## Task details
Every line below that includes the word "description" needs to be copied.

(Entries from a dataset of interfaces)
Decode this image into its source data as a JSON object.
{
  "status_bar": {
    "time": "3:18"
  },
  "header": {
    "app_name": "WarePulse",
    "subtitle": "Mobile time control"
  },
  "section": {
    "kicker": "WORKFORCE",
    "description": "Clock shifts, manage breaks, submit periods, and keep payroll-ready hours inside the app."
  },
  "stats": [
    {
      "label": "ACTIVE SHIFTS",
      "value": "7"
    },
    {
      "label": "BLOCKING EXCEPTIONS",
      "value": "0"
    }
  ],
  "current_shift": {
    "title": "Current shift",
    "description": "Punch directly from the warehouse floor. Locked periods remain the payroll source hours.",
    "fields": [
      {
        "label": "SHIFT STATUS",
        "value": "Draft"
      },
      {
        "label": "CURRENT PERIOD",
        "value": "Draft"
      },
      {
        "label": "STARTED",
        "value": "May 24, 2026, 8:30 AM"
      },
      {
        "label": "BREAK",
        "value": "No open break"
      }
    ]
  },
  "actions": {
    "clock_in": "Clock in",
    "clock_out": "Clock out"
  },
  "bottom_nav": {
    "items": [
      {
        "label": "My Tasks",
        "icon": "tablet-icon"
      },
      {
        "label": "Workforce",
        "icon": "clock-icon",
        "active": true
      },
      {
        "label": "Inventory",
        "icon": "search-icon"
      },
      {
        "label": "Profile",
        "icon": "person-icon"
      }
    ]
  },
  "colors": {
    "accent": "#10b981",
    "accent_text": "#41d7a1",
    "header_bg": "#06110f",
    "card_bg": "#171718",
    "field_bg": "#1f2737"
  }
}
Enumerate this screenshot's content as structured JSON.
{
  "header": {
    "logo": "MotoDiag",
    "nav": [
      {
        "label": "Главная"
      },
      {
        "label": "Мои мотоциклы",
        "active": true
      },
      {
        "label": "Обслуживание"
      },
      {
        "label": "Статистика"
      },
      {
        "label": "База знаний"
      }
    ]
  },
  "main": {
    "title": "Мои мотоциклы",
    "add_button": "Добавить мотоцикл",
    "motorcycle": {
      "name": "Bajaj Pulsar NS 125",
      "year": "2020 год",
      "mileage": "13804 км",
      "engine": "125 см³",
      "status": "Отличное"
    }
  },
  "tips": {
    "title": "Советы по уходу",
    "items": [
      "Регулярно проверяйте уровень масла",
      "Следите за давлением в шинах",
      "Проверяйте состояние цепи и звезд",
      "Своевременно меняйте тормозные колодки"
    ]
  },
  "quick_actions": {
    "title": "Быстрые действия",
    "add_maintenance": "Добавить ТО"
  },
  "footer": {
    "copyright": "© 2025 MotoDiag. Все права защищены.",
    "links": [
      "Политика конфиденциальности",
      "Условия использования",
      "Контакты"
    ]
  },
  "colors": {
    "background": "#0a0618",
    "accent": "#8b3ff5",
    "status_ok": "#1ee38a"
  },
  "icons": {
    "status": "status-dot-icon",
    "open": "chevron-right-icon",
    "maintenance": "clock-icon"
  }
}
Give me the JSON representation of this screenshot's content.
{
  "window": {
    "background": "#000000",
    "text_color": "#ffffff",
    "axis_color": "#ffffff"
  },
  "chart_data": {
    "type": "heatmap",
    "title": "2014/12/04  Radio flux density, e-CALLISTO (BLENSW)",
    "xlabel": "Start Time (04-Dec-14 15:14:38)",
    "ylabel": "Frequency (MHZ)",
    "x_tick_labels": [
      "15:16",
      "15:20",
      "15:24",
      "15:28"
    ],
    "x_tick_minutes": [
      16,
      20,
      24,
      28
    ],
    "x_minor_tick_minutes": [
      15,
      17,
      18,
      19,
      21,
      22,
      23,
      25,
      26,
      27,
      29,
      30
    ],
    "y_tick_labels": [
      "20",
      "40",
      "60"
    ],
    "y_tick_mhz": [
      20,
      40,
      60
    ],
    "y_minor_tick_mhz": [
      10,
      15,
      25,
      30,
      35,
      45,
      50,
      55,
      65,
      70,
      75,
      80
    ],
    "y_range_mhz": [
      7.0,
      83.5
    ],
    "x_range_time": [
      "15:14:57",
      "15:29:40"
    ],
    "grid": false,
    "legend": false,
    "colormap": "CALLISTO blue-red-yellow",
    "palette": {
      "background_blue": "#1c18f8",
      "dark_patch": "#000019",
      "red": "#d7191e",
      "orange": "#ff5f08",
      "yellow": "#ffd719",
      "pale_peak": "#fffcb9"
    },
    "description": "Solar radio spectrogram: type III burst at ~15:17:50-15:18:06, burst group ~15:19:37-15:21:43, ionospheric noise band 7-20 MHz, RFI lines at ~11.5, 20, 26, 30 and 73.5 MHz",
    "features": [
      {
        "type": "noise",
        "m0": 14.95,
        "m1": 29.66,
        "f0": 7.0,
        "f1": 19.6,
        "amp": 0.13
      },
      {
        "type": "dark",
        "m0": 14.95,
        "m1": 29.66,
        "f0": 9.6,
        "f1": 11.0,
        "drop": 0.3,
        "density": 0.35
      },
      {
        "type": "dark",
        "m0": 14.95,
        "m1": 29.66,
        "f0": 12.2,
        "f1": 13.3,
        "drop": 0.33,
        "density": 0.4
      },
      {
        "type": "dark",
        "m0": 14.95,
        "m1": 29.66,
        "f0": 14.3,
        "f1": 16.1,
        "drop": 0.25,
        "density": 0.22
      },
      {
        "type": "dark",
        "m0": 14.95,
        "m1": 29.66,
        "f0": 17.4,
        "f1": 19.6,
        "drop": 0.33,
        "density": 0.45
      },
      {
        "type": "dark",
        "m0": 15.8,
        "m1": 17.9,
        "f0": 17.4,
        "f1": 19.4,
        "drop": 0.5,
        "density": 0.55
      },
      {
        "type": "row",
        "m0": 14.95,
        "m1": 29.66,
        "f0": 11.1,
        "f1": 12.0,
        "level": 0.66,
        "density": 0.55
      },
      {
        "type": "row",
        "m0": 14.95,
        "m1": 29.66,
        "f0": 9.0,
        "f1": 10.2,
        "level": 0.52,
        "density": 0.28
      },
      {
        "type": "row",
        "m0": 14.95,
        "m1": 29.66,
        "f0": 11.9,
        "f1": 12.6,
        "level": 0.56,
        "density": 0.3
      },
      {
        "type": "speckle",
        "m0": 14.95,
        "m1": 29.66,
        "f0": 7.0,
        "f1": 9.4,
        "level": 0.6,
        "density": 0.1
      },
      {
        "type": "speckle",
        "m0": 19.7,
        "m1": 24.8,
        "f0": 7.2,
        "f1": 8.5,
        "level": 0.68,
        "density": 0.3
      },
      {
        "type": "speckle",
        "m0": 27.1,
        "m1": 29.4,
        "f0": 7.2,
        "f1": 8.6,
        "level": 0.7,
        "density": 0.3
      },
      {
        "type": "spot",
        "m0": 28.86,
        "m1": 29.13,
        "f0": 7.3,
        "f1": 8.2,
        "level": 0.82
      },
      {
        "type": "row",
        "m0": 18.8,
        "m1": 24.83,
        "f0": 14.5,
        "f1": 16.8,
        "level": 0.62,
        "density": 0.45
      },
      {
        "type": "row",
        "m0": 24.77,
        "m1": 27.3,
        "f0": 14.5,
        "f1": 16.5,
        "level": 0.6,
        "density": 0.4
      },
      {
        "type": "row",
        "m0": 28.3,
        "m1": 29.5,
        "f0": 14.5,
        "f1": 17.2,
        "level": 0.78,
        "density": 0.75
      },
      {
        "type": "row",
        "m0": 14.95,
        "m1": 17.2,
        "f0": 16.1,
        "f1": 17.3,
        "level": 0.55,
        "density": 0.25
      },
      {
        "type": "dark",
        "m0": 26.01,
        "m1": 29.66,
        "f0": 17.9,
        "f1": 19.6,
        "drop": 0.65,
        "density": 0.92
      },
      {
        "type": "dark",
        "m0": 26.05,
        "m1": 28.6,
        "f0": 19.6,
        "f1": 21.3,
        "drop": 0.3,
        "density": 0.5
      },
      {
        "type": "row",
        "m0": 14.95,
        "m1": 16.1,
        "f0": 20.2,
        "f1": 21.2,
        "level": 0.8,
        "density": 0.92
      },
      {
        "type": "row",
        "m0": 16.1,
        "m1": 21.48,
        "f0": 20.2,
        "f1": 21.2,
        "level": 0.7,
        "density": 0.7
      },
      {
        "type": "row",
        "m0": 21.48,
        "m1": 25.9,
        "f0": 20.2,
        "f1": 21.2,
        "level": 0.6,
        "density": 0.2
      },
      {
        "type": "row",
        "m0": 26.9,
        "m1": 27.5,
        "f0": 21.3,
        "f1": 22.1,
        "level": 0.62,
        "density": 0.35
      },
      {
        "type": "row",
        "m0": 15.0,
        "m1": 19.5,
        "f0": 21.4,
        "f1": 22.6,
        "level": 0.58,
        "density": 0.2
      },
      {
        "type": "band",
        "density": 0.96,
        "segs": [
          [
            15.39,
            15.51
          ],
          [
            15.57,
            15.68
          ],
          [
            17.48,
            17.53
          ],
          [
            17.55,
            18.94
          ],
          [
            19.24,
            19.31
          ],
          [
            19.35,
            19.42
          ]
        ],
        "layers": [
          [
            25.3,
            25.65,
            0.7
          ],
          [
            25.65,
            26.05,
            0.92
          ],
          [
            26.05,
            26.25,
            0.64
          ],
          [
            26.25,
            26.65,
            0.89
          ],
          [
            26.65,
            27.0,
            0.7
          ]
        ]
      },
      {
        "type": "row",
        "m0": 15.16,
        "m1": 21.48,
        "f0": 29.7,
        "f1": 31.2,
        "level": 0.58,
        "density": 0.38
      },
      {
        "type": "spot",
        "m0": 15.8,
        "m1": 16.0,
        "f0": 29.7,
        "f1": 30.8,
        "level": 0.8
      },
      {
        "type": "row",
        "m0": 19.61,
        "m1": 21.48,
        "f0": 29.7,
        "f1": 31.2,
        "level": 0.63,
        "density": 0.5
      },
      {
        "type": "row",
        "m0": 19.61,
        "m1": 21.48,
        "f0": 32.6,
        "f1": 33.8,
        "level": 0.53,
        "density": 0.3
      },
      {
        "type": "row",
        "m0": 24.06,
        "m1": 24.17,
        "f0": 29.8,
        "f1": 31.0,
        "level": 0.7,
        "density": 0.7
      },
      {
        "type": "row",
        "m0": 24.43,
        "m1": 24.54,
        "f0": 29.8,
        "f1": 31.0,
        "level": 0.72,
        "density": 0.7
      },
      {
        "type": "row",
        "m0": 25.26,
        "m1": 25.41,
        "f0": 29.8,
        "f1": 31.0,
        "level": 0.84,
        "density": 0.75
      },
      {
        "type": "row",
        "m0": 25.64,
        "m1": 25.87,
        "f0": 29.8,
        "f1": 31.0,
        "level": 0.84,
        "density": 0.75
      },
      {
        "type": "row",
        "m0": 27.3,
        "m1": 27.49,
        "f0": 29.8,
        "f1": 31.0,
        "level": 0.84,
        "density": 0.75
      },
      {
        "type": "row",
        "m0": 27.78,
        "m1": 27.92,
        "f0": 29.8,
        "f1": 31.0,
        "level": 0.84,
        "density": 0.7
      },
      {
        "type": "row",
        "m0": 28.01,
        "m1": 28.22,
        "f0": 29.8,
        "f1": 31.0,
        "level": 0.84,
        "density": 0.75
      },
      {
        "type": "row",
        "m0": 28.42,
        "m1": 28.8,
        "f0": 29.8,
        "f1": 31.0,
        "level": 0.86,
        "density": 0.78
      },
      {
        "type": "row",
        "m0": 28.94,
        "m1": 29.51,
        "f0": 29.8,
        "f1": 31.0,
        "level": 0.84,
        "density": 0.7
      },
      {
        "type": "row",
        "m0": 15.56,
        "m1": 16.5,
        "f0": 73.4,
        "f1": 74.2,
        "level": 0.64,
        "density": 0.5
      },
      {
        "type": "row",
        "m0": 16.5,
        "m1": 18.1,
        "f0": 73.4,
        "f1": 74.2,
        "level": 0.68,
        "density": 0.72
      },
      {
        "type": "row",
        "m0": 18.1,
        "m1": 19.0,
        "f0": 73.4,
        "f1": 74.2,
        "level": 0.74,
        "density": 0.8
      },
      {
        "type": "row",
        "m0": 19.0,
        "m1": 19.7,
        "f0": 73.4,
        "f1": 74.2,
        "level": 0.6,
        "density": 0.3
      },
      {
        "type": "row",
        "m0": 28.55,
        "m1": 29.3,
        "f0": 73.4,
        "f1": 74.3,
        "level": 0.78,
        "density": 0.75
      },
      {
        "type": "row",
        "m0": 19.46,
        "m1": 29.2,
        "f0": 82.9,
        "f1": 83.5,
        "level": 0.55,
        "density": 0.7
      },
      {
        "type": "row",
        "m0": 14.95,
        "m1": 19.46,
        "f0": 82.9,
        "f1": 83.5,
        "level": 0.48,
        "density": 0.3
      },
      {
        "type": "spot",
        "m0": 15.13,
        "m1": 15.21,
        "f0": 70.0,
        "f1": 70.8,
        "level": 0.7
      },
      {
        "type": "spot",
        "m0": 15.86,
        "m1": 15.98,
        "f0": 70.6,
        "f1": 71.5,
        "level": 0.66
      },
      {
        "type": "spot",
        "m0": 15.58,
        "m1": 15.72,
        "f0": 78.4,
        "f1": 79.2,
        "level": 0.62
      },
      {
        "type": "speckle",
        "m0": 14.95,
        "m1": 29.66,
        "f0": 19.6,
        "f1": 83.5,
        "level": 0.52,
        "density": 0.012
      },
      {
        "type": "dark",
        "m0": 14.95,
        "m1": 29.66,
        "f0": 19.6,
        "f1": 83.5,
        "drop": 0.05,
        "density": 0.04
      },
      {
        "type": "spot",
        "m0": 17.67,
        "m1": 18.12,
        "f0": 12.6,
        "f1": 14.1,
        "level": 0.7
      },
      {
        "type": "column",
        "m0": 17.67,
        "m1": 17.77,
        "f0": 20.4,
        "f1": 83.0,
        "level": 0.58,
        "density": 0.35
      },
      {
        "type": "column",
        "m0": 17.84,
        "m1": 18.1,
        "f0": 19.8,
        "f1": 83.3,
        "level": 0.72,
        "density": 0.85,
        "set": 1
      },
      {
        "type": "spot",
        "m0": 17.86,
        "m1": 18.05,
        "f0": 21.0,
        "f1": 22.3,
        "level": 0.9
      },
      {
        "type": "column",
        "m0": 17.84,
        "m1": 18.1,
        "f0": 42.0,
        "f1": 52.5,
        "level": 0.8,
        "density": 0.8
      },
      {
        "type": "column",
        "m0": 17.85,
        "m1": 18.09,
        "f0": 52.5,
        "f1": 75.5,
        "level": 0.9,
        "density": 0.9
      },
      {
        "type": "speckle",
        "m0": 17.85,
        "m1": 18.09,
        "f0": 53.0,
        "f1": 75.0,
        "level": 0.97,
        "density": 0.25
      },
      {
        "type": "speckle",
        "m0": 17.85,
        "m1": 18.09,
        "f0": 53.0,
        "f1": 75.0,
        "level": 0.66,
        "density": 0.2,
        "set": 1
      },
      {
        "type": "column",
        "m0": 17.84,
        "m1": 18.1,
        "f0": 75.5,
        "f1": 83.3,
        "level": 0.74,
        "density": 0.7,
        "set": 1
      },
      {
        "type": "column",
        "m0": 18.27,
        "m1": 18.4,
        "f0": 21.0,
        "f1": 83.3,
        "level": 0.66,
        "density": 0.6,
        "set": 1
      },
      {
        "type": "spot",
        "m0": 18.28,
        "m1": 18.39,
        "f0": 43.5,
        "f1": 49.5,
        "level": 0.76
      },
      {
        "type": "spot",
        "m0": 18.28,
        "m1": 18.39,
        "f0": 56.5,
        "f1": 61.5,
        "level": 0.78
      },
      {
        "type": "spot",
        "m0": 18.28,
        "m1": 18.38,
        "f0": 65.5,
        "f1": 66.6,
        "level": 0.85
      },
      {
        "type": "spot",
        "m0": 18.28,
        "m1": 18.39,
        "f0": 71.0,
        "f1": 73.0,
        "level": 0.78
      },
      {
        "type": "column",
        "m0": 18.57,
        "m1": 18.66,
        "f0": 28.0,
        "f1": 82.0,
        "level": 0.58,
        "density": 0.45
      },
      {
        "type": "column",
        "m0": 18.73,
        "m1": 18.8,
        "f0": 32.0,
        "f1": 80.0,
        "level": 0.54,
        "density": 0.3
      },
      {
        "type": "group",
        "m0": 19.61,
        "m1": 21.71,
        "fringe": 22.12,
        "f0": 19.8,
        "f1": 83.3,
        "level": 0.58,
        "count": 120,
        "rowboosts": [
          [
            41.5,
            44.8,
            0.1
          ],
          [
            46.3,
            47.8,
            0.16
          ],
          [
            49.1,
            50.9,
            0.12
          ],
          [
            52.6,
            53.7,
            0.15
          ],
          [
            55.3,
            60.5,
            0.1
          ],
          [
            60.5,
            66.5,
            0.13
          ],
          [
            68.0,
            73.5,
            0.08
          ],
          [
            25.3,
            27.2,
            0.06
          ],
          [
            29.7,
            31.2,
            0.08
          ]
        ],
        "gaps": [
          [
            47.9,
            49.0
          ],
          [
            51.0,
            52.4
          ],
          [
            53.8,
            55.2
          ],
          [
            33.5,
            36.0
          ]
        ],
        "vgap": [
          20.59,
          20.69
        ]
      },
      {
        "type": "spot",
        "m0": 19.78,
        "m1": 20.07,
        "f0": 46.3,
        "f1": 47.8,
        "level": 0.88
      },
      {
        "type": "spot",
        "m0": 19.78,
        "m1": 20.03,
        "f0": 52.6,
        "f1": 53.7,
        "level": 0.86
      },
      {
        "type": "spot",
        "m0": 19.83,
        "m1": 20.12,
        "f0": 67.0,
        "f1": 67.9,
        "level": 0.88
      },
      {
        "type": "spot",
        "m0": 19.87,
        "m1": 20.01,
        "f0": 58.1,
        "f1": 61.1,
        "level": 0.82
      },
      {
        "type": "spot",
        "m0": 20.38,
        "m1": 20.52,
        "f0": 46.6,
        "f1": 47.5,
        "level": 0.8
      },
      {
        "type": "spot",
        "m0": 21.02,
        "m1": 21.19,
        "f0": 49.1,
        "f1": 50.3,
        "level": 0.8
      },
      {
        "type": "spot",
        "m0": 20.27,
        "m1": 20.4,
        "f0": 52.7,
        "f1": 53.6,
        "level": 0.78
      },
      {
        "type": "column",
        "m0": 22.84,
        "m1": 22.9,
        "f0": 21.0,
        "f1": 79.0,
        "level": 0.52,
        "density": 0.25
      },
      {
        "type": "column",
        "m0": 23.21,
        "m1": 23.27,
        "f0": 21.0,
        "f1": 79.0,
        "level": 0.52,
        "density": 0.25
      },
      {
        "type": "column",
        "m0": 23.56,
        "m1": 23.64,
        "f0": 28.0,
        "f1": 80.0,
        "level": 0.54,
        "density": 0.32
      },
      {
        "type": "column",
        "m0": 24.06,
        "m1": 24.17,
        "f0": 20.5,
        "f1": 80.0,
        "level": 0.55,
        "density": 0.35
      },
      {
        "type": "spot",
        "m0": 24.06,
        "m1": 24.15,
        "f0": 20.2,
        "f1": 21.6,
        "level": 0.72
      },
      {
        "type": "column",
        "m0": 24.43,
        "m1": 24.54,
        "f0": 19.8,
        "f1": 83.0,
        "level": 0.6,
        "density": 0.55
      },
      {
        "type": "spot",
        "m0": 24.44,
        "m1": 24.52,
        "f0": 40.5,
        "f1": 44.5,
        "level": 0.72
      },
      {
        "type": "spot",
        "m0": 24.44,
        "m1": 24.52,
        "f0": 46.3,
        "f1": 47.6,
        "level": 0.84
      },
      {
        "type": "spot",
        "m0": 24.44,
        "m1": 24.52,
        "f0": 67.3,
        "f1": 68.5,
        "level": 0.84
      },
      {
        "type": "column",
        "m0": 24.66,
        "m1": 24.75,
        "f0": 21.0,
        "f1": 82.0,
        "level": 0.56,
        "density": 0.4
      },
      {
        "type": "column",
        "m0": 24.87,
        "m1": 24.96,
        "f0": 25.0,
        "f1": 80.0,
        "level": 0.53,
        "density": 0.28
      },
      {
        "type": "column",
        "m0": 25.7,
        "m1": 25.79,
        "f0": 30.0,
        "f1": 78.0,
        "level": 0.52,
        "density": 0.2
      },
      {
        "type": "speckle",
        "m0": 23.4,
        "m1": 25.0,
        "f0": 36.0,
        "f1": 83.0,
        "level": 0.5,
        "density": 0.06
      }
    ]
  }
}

## Task result
    "description": "Clock shifts, manage breaks, submit periods, and keep payroll-ready hours inside the app."
    "description": "Punch directly from the warehouse floor. Locked periods remain the payroll source hours.",
    "description": "Solar radio spectrogram: type III burst at ~15:17:50-15:18:06, burst group ~15:19:37-15:21:43, ionospheric noise band 7-20 MHz, RFI lines at ~11.5, 20, 26, 30 and 73.5 MHz",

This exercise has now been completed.